> WHAT THE TASK ASKS
Every line of the material that includes the word "heading" is to be shown.
----------
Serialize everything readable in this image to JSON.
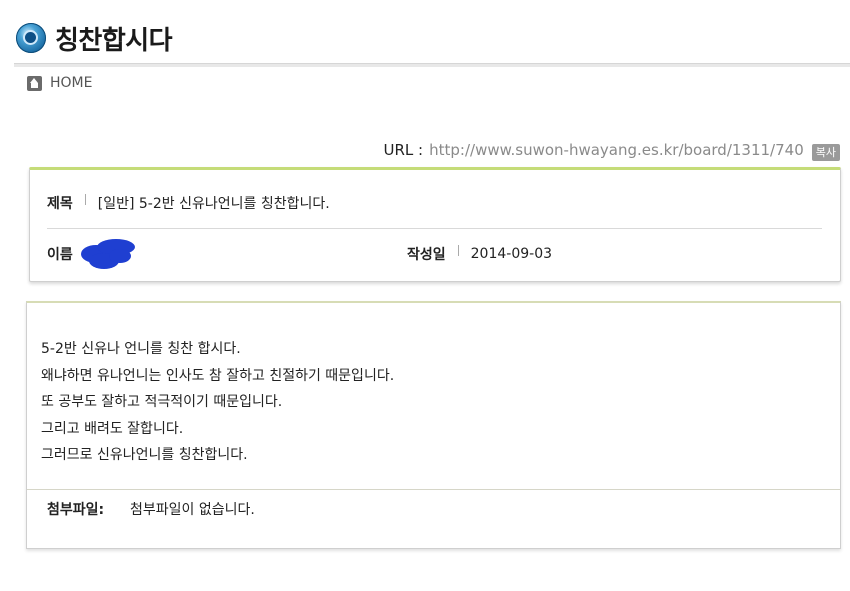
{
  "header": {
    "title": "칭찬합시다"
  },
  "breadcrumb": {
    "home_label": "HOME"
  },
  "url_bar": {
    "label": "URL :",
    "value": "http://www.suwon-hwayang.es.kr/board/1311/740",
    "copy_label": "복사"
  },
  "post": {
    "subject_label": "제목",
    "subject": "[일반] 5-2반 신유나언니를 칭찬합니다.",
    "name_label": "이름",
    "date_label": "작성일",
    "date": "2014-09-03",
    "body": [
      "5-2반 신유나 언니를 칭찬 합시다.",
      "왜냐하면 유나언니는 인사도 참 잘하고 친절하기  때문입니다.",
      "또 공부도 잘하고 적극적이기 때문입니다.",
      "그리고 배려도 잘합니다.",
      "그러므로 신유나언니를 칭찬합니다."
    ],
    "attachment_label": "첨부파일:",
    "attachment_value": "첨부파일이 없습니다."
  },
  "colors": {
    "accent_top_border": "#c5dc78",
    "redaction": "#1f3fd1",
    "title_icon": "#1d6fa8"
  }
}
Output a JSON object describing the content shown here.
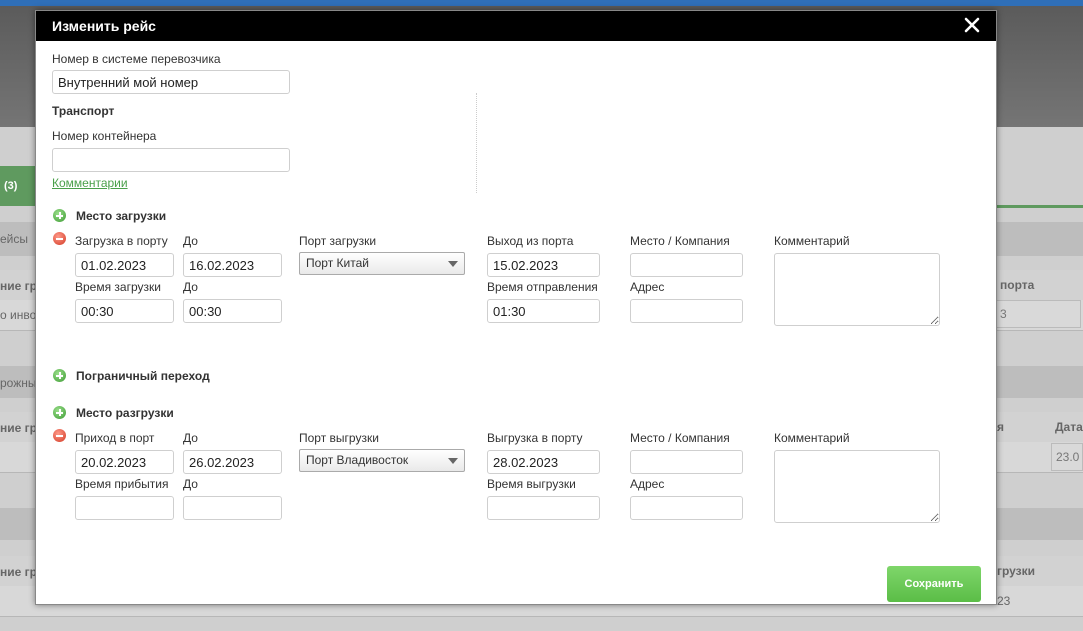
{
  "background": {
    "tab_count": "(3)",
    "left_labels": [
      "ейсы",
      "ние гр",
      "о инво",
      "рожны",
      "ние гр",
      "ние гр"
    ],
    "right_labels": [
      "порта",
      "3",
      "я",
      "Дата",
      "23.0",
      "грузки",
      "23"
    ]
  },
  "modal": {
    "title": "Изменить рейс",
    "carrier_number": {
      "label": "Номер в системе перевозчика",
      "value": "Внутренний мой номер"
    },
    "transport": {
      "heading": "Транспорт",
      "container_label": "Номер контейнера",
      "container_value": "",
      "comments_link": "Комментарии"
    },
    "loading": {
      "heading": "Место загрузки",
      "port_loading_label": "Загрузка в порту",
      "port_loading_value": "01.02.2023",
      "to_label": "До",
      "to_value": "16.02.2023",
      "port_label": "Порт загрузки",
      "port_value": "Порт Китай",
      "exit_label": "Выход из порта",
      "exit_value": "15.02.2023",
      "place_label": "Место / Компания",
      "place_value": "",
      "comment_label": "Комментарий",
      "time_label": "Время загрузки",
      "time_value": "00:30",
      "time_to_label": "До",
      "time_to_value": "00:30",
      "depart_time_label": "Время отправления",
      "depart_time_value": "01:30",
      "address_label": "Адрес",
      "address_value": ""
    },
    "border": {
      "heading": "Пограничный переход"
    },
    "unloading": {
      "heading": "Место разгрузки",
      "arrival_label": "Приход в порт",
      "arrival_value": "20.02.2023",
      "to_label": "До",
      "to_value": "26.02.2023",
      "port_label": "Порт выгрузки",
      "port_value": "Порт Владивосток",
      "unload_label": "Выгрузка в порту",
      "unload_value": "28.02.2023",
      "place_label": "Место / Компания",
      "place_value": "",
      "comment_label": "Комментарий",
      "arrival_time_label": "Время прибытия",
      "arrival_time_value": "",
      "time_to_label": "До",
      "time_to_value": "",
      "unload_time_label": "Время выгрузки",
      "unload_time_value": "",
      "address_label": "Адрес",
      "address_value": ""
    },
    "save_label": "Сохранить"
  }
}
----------
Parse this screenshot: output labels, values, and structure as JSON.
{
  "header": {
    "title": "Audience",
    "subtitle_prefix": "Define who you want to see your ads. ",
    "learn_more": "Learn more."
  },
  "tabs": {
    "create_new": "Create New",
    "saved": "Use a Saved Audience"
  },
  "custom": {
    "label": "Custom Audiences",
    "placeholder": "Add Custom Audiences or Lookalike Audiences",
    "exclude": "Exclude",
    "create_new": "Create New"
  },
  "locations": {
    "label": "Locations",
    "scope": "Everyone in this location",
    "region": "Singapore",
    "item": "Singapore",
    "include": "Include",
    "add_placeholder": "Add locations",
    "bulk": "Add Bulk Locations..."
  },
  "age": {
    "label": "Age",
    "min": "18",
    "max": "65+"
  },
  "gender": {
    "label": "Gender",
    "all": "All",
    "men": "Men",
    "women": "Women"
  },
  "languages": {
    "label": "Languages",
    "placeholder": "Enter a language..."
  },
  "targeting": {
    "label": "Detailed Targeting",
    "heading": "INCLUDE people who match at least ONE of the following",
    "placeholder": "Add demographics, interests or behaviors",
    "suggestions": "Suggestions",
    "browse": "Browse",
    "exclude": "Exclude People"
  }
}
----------
> OUTPUT FOR THIS TASK
      "heading": "Транспорт",
      "heading": "Место загрузки",
      "heading": "Пограничный переход"
      "heading": "Место разгрузки",
    "heading": "INCLUDE people who match at least ONE of the following",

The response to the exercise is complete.